Retirement does not mean the end of a life in business. For many people, actually, retirement means the beginning of a life in franchising.
A recent article in the Wall-Street Journal’s Take Two column profiled the career of Stephen Gartner. After retiring from a corporate position in Petco, Gartner began to consider what he should be doing with his time. He had relocated to Tennessee but even golf bored him. When he lived in Chicago, he used to get his hair cut in Great Clips. There were no Great Clips around him in Tennessee and from somewhere the idea dawned on him: maybe the people in his new community would enjoy the hair cutting franchise as much as he did.
Stephen’s is an unlikely story of franchise success but it proves just the kind of opportunity that franchising can offer. Stephen had never cut hair in his life. With Great Clips, he would never have to. Instead, he would employ excellent staff and impart his business vision – acquired from a long, successful life in business – upon his employees. It’s a recipe for business success.
Stephen also gives the following three pieces of advice for new franchisees:
- Be open to opportunities
- Understand your capital
- You don't have to start from scratch
This is one of the best articles on franchising that I’ve read in a long time. It’s also proof that barbershop franchises and hair salon franchises are continuing to boom, especially for senior franchisees. “At Great Clips alone, the number of owners over 50 increased by more than 15% last year,” the WSJ report.

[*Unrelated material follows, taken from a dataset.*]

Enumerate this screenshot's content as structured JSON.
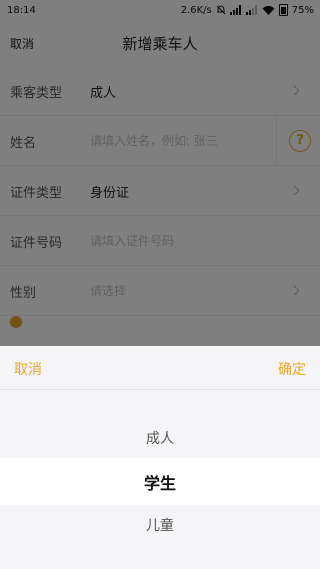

Stephen now owns two salons and he’s enjoying his golf again. Another sign of what franchising can do.